Memorial of Saint Cecilia, martyr
(I Maccabees 4:36-37.52-59; Luke 19:45-48)
Today’s first reading from I Maccabees gives the biblical reference for the contemporary Jewish celebration of Hanukkah. The passage tells of how the Jews burnt offerings and sang hymns of praise for eight days to celebrate the rededication of the Temple 165 years or so before Jesus’ birth. According to one tradition after plans for the festivity were decreed, the people discovered that there was only enough consecrated oil left to burn for one day. Undeterred, they went ahead with the celebration as planned and to their amazement found the oil burning for the full eight days. For this reason Hanukkah is sometimes called the “Feast of Lights.” As a testimony to the miracle of the oil, Jews today will eat fried foods throughout the eight-day celebration of Hanukkah.
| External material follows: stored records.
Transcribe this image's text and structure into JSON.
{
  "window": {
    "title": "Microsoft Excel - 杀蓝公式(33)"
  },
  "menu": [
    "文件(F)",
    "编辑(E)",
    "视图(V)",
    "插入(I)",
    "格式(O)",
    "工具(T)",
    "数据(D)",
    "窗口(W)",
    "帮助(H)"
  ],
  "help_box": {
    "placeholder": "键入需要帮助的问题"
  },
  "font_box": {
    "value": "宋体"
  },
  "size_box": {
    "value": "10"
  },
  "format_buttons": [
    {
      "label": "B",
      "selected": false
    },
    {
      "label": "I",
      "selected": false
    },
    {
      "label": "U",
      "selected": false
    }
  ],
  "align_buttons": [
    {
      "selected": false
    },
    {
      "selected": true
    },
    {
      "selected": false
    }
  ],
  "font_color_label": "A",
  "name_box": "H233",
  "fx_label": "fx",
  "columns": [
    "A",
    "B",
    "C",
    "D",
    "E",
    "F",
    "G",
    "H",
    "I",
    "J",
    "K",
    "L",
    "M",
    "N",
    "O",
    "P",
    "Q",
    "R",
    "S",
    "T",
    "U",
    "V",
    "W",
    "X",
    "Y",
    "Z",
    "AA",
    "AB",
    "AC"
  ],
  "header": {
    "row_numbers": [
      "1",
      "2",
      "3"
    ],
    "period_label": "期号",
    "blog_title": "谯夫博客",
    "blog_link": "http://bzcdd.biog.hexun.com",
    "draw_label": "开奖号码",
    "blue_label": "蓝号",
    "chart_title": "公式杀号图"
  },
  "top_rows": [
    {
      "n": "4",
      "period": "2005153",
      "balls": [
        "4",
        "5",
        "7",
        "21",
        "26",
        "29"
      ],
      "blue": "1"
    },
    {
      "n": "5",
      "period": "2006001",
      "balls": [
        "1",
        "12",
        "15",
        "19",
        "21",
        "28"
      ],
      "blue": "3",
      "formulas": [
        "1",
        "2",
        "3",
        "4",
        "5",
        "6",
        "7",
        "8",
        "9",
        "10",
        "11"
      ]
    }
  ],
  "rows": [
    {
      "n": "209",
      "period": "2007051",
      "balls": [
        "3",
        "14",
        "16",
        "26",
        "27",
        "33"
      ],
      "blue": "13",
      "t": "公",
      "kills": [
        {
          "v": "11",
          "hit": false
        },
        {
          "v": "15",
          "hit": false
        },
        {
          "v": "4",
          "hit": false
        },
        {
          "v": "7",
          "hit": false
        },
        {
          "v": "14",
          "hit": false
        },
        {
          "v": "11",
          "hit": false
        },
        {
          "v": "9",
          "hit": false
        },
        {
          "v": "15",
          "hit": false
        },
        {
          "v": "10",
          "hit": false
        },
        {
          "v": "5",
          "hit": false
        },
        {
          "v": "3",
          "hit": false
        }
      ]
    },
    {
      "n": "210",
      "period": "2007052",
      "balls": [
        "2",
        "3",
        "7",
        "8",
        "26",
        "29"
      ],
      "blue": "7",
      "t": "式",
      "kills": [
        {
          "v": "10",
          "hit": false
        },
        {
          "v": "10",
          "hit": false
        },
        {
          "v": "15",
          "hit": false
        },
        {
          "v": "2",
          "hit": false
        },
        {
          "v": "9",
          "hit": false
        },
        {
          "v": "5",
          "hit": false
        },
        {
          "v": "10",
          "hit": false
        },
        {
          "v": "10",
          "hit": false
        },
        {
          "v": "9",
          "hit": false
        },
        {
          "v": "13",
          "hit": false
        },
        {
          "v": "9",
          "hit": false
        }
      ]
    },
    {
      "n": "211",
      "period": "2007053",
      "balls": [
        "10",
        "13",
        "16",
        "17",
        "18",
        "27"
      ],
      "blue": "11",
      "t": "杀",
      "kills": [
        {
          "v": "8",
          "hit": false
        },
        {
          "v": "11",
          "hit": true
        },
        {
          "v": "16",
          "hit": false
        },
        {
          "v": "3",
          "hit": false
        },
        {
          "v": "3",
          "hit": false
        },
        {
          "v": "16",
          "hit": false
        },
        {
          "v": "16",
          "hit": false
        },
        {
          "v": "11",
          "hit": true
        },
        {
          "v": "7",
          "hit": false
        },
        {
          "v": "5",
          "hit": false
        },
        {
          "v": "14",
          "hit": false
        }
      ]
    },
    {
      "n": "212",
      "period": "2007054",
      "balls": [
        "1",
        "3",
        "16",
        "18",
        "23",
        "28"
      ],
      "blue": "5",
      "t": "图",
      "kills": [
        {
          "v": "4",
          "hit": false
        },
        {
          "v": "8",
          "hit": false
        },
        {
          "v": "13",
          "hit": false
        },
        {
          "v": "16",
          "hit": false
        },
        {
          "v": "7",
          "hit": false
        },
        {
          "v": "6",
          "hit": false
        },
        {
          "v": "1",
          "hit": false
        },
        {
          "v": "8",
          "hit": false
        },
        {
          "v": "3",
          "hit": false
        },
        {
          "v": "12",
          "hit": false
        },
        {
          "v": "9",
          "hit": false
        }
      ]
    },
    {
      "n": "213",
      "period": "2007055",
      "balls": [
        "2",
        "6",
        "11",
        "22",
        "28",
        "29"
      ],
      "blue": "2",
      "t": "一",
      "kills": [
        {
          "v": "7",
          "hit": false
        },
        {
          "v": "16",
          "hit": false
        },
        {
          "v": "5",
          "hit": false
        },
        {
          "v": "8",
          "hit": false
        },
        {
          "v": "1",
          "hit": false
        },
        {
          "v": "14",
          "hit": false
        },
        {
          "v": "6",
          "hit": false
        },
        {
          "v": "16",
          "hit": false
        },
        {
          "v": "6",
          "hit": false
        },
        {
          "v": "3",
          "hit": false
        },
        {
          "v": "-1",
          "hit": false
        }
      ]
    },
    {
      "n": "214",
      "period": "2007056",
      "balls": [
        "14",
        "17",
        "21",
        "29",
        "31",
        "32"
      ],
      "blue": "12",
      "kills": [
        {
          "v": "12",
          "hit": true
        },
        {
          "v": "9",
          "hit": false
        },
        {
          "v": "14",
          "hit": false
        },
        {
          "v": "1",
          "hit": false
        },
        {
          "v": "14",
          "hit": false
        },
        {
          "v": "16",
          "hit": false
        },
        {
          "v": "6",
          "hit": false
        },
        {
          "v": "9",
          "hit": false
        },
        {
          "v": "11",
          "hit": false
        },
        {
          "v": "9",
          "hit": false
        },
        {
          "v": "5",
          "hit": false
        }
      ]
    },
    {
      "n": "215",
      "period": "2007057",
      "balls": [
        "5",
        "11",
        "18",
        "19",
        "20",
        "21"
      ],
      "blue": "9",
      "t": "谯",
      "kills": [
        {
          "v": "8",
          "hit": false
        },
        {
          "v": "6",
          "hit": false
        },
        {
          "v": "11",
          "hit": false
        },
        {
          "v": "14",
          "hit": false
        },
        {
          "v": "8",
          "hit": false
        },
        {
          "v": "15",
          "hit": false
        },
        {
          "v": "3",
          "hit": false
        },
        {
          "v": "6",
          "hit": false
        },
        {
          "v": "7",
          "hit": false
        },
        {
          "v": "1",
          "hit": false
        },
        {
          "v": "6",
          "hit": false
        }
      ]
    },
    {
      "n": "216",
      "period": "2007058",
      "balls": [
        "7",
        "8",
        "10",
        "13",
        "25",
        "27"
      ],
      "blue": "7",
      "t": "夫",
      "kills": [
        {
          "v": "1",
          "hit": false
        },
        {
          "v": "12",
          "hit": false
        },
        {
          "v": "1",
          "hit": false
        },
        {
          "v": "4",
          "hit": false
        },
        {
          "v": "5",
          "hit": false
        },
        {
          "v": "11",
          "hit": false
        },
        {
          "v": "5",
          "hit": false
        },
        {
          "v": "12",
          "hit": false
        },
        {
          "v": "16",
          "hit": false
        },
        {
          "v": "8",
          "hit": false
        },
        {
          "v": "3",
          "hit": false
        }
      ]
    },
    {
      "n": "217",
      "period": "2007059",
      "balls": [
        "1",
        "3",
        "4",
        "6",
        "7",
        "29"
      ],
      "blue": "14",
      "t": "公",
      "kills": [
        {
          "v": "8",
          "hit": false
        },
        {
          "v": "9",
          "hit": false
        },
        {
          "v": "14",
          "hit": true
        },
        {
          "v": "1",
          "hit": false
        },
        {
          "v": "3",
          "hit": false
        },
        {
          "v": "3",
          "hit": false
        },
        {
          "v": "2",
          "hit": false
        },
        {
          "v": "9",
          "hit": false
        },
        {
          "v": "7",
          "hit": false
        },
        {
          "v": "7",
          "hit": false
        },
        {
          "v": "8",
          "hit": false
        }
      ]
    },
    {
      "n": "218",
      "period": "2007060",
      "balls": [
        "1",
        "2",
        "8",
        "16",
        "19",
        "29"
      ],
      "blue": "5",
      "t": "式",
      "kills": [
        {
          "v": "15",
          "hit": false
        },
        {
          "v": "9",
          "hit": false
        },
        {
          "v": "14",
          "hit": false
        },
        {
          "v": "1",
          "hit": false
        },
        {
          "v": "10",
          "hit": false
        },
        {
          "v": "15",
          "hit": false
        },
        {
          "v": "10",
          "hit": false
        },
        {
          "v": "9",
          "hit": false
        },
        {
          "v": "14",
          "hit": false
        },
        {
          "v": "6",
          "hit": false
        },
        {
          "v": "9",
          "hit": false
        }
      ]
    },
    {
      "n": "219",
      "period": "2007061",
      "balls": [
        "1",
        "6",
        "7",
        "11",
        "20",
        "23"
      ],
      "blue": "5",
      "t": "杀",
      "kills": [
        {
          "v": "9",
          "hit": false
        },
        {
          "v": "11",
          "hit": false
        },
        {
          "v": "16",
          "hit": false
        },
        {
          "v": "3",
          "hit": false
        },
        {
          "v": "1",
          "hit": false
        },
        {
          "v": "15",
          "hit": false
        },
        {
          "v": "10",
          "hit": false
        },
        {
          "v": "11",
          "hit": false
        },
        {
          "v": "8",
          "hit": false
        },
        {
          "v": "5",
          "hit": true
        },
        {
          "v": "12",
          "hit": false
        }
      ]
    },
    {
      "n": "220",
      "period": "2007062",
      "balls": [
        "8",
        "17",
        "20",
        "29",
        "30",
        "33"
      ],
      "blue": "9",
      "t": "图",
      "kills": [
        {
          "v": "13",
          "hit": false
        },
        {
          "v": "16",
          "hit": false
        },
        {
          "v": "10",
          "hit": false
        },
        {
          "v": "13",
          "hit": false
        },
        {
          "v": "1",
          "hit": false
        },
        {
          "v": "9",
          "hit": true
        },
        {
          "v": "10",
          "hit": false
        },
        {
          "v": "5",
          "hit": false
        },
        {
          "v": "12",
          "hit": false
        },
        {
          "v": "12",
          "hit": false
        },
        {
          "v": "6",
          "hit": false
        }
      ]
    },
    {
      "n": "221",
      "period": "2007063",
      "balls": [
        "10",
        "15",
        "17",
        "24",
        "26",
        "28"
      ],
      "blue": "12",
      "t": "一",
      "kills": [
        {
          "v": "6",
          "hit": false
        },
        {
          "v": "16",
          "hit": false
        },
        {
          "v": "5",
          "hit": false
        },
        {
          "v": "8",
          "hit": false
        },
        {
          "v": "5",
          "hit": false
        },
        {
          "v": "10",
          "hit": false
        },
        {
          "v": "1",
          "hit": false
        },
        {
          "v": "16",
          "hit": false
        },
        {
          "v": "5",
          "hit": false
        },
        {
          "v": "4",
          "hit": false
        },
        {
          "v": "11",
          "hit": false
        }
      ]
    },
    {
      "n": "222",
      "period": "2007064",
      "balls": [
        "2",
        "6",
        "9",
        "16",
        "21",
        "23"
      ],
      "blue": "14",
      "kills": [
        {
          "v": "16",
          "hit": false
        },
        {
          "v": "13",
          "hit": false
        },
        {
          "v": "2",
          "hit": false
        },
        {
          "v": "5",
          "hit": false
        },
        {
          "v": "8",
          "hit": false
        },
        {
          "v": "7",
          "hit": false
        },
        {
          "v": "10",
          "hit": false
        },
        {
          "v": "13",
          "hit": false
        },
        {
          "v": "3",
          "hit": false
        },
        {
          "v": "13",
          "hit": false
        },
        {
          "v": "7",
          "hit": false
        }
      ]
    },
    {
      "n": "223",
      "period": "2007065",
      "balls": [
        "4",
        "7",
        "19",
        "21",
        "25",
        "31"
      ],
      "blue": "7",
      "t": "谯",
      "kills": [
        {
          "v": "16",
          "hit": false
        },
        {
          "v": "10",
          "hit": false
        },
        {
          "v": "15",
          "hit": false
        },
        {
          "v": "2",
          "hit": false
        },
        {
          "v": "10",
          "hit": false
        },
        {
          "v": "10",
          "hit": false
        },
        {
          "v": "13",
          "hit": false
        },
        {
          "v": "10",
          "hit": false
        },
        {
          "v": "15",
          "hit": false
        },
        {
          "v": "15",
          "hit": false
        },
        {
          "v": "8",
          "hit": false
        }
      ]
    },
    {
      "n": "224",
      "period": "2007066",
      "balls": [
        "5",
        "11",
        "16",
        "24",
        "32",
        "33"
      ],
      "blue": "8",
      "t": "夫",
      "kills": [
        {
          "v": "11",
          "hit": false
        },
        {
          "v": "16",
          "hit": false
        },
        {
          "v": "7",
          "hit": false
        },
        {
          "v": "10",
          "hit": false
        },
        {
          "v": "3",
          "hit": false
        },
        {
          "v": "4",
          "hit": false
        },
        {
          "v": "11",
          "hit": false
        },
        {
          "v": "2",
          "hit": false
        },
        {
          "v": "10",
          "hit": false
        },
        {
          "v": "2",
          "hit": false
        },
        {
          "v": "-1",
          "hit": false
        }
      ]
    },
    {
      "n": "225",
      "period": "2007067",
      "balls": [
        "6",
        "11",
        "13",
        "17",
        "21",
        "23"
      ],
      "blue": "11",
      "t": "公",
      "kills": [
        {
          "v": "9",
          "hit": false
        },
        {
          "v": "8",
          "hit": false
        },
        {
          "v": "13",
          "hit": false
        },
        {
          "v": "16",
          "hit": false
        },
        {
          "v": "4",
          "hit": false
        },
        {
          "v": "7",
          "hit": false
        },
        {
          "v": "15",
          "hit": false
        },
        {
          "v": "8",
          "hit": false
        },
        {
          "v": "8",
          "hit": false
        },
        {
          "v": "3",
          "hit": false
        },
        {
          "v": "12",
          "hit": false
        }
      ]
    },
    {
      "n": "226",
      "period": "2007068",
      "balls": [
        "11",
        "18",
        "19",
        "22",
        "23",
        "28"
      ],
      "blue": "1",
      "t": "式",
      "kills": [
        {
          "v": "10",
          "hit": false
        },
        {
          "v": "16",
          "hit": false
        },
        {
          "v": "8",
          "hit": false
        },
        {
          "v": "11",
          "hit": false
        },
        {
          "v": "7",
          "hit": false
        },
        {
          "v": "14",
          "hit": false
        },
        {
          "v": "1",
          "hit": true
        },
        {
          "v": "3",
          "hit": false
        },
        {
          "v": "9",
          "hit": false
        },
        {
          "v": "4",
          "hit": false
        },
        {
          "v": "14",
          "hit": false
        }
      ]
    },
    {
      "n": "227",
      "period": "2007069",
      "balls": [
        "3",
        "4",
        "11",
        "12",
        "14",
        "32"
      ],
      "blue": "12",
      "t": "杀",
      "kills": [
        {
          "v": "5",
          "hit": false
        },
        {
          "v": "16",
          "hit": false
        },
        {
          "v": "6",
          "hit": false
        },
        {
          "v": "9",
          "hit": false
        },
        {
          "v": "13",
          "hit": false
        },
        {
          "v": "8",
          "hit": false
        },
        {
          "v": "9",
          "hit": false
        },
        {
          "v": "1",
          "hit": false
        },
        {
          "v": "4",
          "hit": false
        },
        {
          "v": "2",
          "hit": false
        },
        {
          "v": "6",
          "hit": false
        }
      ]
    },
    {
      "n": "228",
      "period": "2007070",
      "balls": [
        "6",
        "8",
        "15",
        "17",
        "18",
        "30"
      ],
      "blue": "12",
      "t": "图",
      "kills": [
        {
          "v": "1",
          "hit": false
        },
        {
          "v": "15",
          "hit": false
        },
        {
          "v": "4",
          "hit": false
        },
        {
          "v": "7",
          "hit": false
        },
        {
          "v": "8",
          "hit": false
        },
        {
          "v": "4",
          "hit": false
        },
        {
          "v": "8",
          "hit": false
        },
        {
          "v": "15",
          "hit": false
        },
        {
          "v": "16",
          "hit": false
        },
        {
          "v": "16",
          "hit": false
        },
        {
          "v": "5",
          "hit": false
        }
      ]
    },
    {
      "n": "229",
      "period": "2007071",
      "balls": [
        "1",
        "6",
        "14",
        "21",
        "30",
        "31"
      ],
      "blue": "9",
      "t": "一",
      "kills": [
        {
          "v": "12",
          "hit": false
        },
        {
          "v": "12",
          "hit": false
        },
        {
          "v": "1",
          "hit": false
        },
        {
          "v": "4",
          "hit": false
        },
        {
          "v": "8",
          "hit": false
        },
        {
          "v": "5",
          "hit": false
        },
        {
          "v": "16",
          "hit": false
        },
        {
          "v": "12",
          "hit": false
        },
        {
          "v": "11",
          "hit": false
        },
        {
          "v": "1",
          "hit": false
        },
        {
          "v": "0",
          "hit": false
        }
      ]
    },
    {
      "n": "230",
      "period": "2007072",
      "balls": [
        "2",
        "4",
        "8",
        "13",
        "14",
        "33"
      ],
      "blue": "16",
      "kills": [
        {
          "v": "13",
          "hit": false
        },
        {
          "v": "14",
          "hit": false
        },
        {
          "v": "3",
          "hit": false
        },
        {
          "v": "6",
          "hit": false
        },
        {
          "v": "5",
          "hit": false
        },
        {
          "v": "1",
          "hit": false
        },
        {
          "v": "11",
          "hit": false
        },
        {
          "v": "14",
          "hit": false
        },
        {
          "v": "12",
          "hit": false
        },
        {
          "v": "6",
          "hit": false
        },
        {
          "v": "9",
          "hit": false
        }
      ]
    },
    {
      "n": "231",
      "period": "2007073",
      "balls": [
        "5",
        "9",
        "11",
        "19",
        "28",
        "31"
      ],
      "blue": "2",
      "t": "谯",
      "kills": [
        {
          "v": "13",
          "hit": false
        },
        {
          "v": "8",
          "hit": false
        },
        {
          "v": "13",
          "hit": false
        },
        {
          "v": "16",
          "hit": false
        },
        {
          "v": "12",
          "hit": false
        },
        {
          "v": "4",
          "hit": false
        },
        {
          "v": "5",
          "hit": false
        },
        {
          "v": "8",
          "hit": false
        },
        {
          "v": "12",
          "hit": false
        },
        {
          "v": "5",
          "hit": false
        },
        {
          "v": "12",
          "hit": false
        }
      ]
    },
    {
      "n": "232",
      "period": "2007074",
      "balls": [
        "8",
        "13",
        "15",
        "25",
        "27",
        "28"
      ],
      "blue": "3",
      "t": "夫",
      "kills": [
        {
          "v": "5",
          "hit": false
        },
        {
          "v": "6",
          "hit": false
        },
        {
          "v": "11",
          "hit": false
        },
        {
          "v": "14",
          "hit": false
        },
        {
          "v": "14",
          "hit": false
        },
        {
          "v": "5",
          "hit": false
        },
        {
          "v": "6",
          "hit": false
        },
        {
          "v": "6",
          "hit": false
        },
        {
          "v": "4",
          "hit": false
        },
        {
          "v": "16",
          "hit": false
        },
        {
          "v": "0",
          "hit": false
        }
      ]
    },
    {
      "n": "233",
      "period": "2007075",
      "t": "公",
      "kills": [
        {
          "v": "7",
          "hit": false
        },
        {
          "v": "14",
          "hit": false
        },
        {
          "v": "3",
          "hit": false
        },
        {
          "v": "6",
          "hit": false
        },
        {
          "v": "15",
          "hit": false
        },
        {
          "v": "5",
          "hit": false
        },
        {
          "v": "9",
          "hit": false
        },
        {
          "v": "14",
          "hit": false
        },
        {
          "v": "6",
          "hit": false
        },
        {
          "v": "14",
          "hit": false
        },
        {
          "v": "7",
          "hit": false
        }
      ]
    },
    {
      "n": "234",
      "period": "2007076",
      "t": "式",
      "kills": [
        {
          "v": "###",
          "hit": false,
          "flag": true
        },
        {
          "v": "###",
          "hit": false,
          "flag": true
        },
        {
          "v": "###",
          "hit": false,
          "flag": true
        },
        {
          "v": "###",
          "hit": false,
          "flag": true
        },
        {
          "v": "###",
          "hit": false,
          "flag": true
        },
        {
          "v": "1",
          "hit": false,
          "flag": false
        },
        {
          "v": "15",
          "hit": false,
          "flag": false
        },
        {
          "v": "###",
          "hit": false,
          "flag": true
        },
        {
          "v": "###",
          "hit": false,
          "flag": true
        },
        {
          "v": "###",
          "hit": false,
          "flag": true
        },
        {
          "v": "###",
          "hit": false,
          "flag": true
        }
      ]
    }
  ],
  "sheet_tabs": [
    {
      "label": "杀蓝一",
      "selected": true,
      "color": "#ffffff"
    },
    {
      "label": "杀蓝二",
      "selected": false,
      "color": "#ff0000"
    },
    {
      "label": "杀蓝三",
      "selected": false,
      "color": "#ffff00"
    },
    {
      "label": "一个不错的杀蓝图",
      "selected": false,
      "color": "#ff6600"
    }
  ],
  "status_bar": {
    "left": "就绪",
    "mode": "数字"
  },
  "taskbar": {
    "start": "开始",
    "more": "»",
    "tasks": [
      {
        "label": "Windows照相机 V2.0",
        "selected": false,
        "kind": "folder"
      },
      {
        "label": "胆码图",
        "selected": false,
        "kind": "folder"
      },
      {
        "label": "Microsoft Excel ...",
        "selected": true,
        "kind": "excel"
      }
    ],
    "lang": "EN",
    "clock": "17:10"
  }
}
Jesus not only celebrated the Feast of the Dedication of the Temple, as Hanukkah is more traditionally named, he had a great sensibility for the Temple as the meeting place of God and humanity. For this reason he chases the money changers from its confines as today’s gospel relates. His followers later noted how Jesus himself is the prime referent for the human encounter with God and in this sense has replaced the Temple. Nevertheless, Christians still need places to pray so they construct temples, which in English at least are usually called churches. But at the dedication of Catholic churches it is always Jesus who is glorified.